• THE RECORDS
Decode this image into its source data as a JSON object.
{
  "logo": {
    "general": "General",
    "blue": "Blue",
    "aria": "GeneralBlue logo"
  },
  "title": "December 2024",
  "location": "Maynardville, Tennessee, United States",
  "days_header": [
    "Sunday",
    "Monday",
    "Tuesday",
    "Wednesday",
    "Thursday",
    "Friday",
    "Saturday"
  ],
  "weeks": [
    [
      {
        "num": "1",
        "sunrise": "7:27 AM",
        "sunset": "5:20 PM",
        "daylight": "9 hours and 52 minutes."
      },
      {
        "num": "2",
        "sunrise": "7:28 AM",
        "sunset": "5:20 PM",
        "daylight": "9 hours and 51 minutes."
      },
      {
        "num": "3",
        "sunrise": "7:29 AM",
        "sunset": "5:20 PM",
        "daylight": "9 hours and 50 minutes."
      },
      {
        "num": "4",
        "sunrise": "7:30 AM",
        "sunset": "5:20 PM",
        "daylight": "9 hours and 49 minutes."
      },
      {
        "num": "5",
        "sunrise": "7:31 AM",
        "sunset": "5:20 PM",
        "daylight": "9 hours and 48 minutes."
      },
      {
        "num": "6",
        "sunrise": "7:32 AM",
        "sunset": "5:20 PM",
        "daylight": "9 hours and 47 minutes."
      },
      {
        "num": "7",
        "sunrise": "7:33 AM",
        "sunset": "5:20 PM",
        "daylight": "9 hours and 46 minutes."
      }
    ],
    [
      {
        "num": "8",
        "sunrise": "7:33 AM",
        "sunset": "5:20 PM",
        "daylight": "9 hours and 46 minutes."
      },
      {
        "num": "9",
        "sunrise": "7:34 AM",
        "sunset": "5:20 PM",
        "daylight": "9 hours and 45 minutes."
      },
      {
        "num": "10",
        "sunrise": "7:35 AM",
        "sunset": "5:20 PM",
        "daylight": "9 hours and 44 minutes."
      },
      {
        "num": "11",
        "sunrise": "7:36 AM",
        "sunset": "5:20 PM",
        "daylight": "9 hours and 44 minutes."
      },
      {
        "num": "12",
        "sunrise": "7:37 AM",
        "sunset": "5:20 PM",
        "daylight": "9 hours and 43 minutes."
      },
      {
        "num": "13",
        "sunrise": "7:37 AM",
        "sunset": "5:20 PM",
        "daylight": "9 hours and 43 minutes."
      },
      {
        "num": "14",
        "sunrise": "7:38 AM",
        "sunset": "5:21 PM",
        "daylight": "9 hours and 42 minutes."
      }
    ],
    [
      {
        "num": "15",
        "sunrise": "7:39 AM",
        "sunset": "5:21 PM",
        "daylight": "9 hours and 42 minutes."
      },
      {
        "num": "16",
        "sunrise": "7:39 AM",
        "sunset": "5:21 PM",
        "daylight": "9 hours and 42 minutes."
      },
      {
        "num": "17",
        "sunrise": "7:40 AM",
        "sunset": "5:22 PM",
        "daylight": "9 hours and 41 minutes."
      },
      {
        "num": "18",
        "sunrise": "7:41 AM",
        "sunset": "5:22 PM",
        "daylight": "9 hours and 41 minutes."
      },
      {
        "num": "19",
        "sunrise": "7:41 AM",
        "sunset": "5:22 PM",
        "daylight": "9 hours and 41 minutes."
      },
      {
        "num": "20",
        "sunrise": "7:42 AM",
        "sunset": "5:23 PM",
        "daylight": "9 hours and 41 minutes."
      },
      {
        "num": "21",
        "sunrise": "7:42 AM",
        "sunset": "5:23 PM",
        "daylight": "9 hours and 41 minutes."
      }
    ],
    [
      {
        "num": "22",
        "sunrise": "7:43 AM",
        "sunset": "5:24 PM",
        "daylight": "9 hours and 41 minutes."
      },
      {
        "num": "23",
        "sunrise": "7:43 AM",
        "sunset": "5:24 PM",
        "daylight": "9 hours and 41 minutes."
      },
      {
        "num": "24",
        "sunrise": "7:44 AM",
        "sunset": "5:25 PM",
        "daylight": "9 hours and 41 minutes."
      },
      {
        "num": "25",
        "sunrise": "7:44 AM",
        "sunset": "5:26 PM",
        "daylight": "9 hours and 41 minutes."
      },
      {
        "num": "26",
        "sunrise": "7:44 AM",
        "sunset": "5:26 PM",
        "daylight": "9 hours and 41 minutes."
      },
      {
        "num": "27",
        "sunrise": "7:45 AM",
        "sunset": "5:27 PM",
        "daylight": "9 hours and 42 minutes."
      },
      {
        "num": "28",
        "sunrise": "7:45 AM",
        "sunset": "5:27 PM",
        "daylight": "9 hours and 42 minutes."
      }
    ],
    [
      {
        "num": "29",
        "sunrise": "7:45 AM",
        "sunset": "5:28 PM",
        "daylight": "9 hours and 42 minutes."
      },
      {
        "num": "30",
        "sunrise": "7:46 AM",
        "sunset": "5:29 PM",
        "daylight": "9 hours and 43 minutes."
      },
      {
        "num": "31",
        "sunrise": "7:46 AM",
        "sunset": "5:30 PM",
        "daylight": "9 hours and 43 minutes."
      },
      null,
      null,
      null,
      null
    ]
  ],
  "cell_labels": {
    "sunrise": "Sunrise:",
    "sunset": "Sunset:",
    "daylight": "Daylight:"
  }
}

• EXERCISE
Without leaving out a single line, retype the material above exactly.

• SOLUTION TO THE EXERCISE
Decode this image into its source data as a JSON object.
{
  "logo": {
    "general": "General",
    "blue": "Blue",
    "aria": "GeneralBlue logo"
  },
  "title": "December 2024",
  "location": "Maynardville, Tennessee, United States",
  "days_header": [
    "Sunday",
    "Monday",
    "Tuesday",
    "Wednesday",
    "Thursday",
    "Friday",
    "Saturday"
  ],
  "weeks": [
    [
      {
        "num": "1",
        "sunrise": "7:27 AM",
        "sunset": "5:20 PM",
        "daylight": "9 hours and 52 minutes."
      },
      {
        "num": "2",
        "sunrise": "7:28 AM",
        "sunset": "5:20 PM",
        "daylight": "9 hours and 51 minutes."
      },
      {
        "num": "3",
        "sunrise": "7:29 AM",
        "sunset": "5:20 PM",
        "daylight": "9 hours and 50 minutes."
      },
      {
        "num": "4",
        "sunrise": "7:30 AM",
        "sunset": "5:20 PM",
        "daylight": "9 hours and 49 minutes."
      },
      {
        "num": "5",
        "sunrise": "7:31 AM",
        "sunset": "5:20 PM",
        "daylight": "9 hours and 48 minutes."
      },
      {
        "num": "6",
        "sunrise": "7:32 AM",
        "sunset": "5:20 PM",
        "daylight": "9 hours and 47 minutes."
      },
      {
        "num": "7",
        "sunrise": "7:33 AM",
        "sunset": "5:20 PM",
        "daylight": "9 hours and 46 minutes."
      }
    ],
    [
      {
        "num": "8",
        "sunrise": "7:33 AM",
        "sunset": "5:20 PM",
        "daylight": "9 hours and 46 minutes."
      },
      {
        "num": "9",
        "sunrise": "7:34 AM",
        "sunset": "5:20 PM",
        "daylight": "9 hours and 45 minutes."
      },
      {
        "num": "10",
        "sunrise": "7:35 AM",
        "sunset": "5:20 PM",
        "daylight": "9 hours and 44 minutes."
      },
      {
        "num": "11",
        "sunrise": "7:36 AM",
        "sunset": "5:20 PM",
        "daylight": "9 hours and 44 minutes."
      },
      {
        "num": "12",
        "sunrise": "7:37 AM",
        "sunset": "5:20 PM",
        "daylight": "9 hours and 43 minutes."
      },
      {
        "num": "13",
        "sunrise": "7:37 AM",
        "sunset": "5:20 PM",
        "daylight": "9 hours and 43 minutes."
      },
      {
        "num": "14",
        "sunrise": "7:38 AM",
        "sunset": "5:21 PM",
        "daylight": "9 hours and 42 minutes."
      }
    ],
    [
      {
        "num": "15",
        "sunrise": "7:39 AM",
        "sunset": "5:21 PM",
        "daylight": "9 hours and 42 minutes."
      },
      {
        "num": "16",
        "sunrise": "7:39 AM",
        "sunset": "5:21 PM",
        "daylight": "9 hours and 42 minutes."
      },
      {
        "num": "17",
        "sunrise": "7:40 AM",
        "sunset": "5:22 PM",
        "daylight": "9 hours and 41 minutes."
      },
      {
        "num": "18",
        "sunrise": "7:41 AM",
        "sunset": "5:22 PM",
        "daylight": "9 hours and 41 minutes."
      },
      {
        "num": "19",
        "sunrise": "7:41 AM",
        "sunset": "5:22 PM",
        "daylight": "9 hours and 41 minutes."
      },
      {
        "num": "20",
        "sunrise": "7:42 AM",
        "sunset": "5:23 PM",
        "daylight": "9 hours and 41 minutes."
      },
      {
        "num": "21",
        "sunrise": "7:42 AM",
        "sunset": "5:23 PM",
        "daylight": "9 hours and 41 minutes."
      }
    ],
    [
      {
        "num": "22",
        "sunrise": "7:43 AM",
        "sunset": "5:24 PM",
        "daylight": "9 hours and 41 minutes."
      },
      {
        "num": "23",
        "sunrise": "7:43 AM",
        "sunset": "5:24 PM",
        "daylight": "9 hours and 41 minutes."
      },
      {
        "num": "24",
        "sunrise": "7:44 AM",
        "sunset": "5:25 PM",
        "daylight": "9 hours and 41 minutes."
      },
      {
        "num": "25",
        "sunrise": "7:44 AM",
        "sunset": "5:26 PM",
        "daylight": "9 hours and 41 minutes."
      },
      {
        "num": "26",
        "sunrise": "7:44 AM",
        "sunset": "5:26 PM",
        "daylight": "9 hours and 41 minutes."
      },
      {
        "num": "27",
        "sunrise": "7:45 AM",
        "sunset": "5:27 PM",
        "daylight": "9 hours and 42 minutes."
      },
      {
        "num": "28",
        "sunrise": "7:45 AM",
        "sunset": "5:27 PM",
        "daylight": "9 hours and 42 minutes."
      }
    ],
    [
      {
        "num": "29",
        "sunrise": "7:45 AM",
        "sunset": "5:28 PM",
        "daylight": "9 hours and 42 minutes."
      },
      {
        "num": "30",
        "sunrise": "7:46 AM",
        "sunset": "5:29 PM",
        "daylight": "9 hours and 43 minutes."
      },
      {
        "num": "31",
        "sunrise": "7:46 AM",
        "sunset": "5:30 PM",
        "daylight": "9 hours and 43 minutes."
      },
      null,
      null,
      null,
      null
    ]
  ],
  "cell_labels": {
    "sunrise": "Sunrise:",
    "sunset": "Sunset:",
    "daylight": "Daylight:"
  }
}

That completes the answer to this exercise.